An innovative plan to scatter 4,000 high-tech bikes for rent around Los Angeles was announced Sunday morning as tens of thousands of people pedaled into a temporary bike road across the city.
CicLAvia, a 10.5-mile long zig-zag from Hollywood to Boyle Heights, allowed bicyclists and pedestrians to claim pavement that is used by cars, trucks and buses the rest of the year. This year, the city-wide party was given three new branches: north to Chinatown, east to Boyle Heights and south down Central Avenue.
When the event got under way at 9:30 a.m. at Olvera Street, Mayor Antonio Villaraigosa announced the city's first "bikeshare" program, a European-style rental service that enables people to pick up bikes at kiosks across the city. Bike Nation plans to invest $16 million for 4,000 bikes at some 400 kiosks. The first are scheduled to open this fall.

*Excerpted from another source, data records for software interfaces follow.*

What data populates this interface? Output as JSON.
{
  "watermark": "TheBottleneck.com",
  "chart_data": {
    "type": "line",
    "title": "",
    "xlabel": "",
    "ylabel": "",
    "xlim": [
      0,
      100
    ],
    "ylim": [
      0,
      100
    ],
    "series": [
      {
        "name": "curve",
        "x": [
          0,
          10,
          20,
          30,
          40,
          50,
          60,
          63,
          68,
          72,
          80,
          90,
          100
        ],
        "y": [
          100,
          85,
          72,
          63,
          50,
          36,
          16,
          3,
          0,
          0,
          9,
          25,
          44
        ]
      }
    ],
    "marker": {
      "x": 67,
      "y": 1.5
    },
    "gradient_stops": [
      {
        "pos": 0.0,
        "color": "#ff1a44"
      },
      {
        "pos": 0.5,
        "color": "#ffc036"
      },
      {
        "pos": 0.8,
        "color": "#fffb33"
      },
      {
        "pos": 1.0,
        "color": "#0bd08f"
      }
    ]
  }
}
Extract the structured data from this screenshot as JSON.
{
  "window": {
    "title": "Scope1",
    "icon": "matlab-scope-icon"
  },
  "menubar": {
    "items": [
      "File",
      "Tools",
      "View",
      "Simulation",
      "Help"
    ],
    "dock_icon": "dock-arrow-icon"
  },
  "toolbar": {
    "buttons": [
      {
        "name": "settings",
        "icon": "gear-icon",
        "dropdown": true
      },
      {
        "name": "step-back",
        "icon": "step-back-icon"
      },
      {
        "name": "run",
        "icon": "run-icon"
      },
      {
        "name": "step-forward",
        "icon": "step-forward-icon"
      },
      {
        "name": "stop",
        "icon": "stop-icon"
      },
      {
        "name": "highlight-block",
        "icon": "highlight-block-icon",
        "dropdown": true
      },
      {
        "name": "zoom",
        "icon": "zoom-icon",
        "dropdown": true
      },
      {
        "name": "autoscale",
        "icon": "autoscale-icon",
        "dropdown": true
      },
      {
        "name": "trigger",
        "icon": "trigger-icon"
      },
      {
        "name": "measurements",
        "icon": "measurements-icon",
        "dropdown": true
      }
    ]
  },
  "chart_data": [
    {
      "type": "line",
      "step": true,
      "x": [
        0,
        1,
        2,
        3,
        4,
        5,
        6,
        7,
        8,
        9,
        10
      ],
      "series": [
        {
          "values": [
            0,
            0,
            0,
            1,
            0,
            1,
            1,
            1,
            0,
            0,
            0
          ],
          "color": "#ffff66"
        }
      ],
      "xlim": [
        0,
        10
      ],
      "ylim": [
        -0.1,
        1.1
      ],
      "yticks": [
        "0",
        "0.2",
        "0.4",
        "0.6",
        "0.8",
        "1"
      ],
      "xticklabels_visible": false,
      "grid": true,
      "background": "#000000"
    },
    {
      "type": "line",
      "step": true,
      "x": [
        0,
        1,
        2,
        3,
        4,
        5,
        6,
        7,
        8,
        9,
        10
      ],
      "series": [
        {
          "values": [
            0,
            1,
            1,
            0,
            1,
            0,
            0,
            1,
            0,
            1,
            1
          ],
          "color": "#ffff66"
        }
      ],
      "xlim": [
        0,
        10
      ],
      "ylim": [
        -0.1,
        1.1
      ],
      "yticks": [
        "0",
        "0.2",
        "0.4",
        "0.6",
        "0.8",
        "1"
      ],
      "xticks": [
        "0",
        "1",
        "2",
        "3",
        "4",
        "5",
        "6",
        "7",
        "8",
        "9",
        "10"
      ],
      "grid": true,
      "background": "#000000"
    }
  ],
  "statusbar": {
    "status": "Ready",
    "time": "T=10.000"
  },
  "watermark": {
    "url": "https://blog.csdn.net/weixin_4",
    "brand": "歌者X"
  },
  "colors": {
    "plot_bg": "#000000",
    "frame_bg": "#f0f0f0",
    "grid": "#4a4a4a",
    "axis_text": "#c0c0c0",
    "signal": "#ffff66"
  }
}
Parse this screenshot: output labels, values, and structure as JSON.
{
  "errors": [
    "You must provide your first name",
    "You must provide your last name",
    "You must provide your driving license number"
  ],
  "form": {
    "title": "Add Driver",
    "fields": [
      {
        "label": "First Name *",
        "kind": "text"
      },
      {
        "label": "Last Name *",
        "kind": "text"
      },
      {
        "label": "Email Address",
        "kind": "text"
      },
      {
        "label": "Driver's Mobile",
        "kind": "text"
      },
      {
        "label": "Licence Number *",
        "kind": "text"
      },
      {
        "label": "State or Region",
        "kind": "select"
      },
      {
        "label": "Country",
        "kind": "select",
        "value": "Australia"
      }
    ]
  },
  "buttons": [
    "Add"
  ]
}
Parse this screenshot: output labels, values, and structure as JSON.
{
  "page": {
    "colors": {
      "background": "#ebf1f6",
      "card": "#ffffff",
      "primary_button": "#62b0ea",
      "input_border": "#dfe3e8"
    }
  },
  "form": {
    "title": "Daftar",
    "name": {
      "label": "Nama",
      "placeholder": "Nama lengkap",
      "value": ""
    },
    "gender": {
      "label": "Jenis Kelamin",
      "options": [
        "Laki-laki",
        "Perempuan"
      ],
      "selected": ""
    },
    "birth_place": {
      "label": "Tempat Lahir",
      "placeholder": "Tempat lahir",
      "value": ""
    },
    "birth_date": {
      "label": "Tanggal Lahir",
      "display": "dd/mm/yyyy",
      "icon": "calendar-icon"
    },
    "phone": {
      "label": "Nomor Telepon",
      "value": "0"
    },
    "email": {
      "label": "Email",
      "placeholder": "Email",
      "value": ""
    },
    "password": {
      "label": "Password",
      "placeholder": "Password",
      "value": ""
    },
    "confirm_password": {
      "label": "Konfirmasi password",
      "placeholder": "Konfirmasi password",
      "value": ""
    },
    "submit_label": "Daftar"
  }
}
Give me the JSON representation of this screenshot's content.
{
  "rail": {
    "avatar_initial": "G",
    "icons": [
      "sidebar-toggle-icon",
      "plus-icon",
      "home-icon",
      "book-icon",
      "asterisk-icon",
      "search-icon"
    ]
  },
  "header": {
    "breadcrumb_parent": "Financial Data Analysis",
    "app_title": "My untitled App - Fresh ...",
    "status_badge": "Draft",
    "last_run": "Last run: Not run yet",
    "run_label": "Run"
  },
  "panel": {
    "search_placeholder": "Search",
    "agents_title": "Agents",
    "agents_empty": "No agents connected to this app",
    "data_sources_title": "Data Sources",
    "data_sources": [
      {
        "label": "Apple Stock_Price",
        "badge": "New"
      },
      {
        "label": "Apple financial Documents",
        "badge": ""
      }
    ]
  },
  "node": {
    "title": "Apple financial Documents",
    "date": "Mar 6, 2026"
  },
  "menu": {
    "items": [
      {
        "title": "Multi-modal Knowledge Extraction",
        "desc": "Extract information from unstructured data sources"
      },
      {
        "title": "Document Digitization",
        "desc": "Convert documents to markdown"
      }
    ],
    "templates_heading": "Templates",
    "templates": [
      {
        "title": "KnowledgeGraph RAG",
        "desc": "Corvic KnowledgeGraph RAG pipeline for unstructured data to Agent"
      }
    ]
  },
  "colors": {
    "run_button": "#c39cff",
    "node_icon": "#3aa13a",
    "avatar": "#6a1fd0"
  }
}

The bikes will be free for 30 minutes' use, and then $1.50 for the next hour. Rates drop as rental periods increase — a three-day rental will be $12.
The bikes have built-in GPS devices, allowing a would-be bike renter to use a smart-phone app to find the nearest available ride. Bike Nation founder Navin Narang envisions expanding the concept nationwide.
"As we have seen with CicLAvia and "Carmaheaven," Angelenos are aching for a day without a car," Villaraigosa said before the event. "But in tough economic times like these, we knew it wasn't feasible to start a public bike share program. But we do know it's what LA needs."
"We're building the infrastructure, we're making it safe, and we're making it practical for Angelenos to get from point A to point B on two wheels," Villaraigosa said.
Today's CicLAvia closed streets between the eastern edge of Hollywood and the Westlake and Pico-Union districts, primarily along New Hampshire Avenue and 7th Street. At Figueroa and 7th streets downtown, the closure forked north to Chinatown, east to Boyle Heights, and south to "jazz row" on Central Avenue.
This was the fourth CicLAvia, which is now held twice a year due to overwhelming attendance. The event has become crowded with pedestrians enjoying stress-free walking and play on the streets, so much so that bicyclists are being asked to exercise caution and courtesy on some blogs.
CicLAvia is modeled on a popular event in Bogota, Colombia.
CicLAvia producer Aaron Paley said organizers want to mature the event and "integrate it into warp and woof of Los Angeles, make it the thing that weaves us together."
He said he wants CicLAvia to appeal to all demographics, "from hipsters to grandmothers."
The loosely-knit organization became a nonprofit last fall, and hopes to expand the concept to other cities including San Fernando, Huntington Park, South Gate, Lynwood and Pomona. A CicLAvia has also been tentatively scheduled for Sept. 16 in Long Beach.
Paley said he hopes to increase the frequency of the event to once a month within five years, with increased support from corporations and individuals.
Backers say the event exposes participants to local businesses along the route, providing restaurants, bars, shops and services with a "CicLAvia Bump" in customers.
"Having just 100 people go by your shop on a bike or by foot is significantly better than 1,000 speeding by in their cars," said Matt Berman, founder of Bolt Barbers, who has a haircut shop on Spring Street downtown.